Munich, 19 January 2000 (RFE/RL) -- A German court has given a life sentence to a terrorist whose crimes allegedly include a leading role in the bombing of the Radio Free Europe/Radio Liberty headquarters in Munich in 1981.

The 52-year-old Johannes Weinrich was sentenced to life imprisonment Monday for his role in the 1983 bombing of a French cultural center in West Berlin in which one person was killed and 23 wounded. In an unusual move, the judge directed that he would not be eligible for parole after 15 years as is common in German murder cases.

A former Syrian diplomat in communist East Berlin, Nabil Shritah, was given a two-year suspended sentence for supplying Weinrich with explosives shortly before the 1983 bombing.

The Berlin court was told that Weinrich headed the European operations for Illich Ramirez Sanchez, the Venezuelan terrorist known as Carlos, during the 1970s and 1980s. European police authorities have repeatedly accused Carlos and Weinrich of involvement in several terrorist actions, including the 1981 bomb attack on RFE/RL.

Among them are the 1975 attack on an Israeli airliner in Paris and the 1983 attack on the Saudi Arabian Embassy in Athens. Carlos is now serving a life sentence in France.

No one has been arrested or formally accused of charges related to the RFE/RL bombing, in which five people were injured.

At the time of the attack on RFE/RL, Carlos and several members of his group were living in Hungary. Documents found in the files of the former East German intelligence service show that after the RFE/RL attack Carlos went to Bucharest where he was congratulated by senior members of the Romanian security service, the Securitate. Soon afterwards, the Hungarian authorities told him that he and his group were unwelcome. Carlos then moved his operations to Syria.

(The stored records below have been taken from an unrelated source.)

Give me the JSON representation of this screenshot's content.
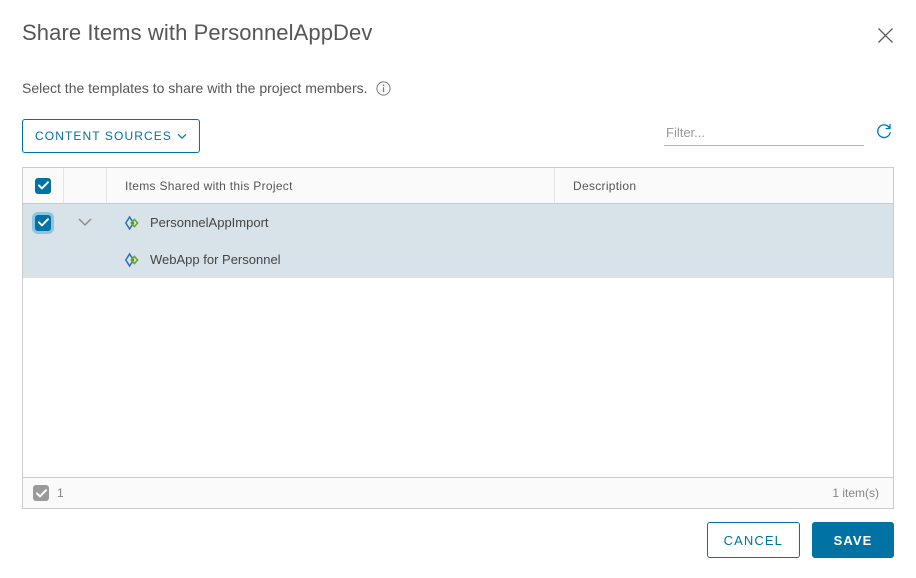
{
  "dialog": {
    "title": "Share Items with PersonnelAppDev",
    "close_icon": "close-icon",
    "subtitle": "Select the templates to share with the project members.",
    "info_icon": "info-icon"
  },
  "toolbar": {
    "content_sources_label": "CONTENT SOURCES",
    "content_sources_caret": "⌄",
    "filter_placeholder": "Filter...",
    "filter_value": "",
    "refresh_icon": "refresh-icon"
  },
  "grid": {
    "columns": [
      {
        "key": "select",
        "label": ""
      },
      {
        "key": "expand",
        "label": ""
      },
      {
        "key": "name",
        "label": "Items Shared with this Project"
      },
      {
        "key": "description",
        "label": "Description"
      }
    ],
    "header_checkbox_checked": true,
    "rows": [
      {
        "name": "PersonnelAppImport",
        "description": "",
        "checked": true,
        "focused": true,
        "expanded": true,
        "has_children": true,
        "level": 0,
        "icon": "template-diamond-icon"
      },
      {
        "name": "WebApp for Personnel",
        "description": "",
        "checked": false,
        "focused": false,
        "expanded": false,
        "has_children": false,
        "level": 1,
        "icon": "template-diamond-icon"
      }
    ],
    "footer": {
      "selected_count": "1",
      "total_label": "1 item(s)"
    }
  },
  "actions": {
    "cancel_label": "CANCEL",
    "save_label": "SAVE"
  },
  "colors": {
    "accent": "#0072a3",
    "row_highlight": "#d7e2e9",
    "text": "#565656",
    "icon_blue": "#1a6fc4",
    "icon_green": "#5aa832"
  }
}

Some of the East German documents were made available to Radio Free Europe/Radio Liberty after the integration of East and West Germany. Hungarian and Romanian authorities also provided some information.

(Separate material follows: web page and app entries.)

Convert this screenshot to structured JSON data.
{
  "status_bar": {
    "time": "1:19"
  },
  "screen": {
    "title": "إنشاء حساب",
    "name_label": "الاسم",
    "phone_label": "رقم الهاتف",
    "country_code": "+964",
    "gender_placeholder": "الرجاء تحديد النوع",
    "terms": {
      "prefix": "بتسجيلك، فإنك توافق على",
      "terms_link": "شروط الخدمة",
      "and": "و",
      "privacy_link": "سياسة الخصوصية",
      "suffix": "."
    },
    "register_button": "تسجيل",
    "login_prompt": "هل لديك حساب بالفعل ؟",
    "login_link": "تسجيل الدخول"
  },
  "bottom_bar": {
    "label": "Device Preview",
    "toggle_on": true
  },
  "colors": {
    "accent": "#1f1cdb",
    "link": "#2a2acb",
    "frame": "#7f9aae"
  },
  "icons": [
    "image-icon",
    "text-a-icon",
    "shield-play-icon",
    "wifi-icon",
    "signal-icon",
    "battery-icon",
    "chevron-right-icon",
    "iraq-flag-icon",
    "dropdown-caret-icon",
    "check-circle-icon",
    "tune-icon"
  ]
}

According to these reports, the RFE/RL bombing was the work of a team sent to Munich especially for this operation. Weinrich was a member of the team together with a Swiss citizen Bruno Berguet.

Hungarian authorities intercepted a phone call from Weinrich in Munich to Carlos, who had remained in Budapest, in which Weinrich reported the success of the attack. On November 5, 1991, Hungarian State Prosecutor Kalman Georgyi named Berguet as the individual who was believed to have triggered the bomb. Ten days later, Georgyi wrote to RFE/RL to say that Budapest had suspended the investigation as the suspects had left Hungary. But a report by the Bavarian state criminal office (Landeskriminalamt) concluded that Carlos and Weinrich had participated directly or indirectly in the attack on RFE/RL.

The trial against Weinrich which came to an end Monday has been in progress for almost five years. The Bavarian state criminal office said Tuesday that after the reunification of Germany Weinrich fled to Syria and then to Yemen. He was handed over to German authorities in Yemen in June 1995.

Carlos left Syria at the same time as Weinrich and went to Sudan. In 1995 he was captured by French agents in a hospital and taken to France. Carlos has been accused of more than 80 murders around the world.

For Weinrich, the sentence is not the end of the story. German prosecutors said they would bring other charges against him, but they declined to say whether the attack on Radio Free Europe/Radio Liberty would be among them.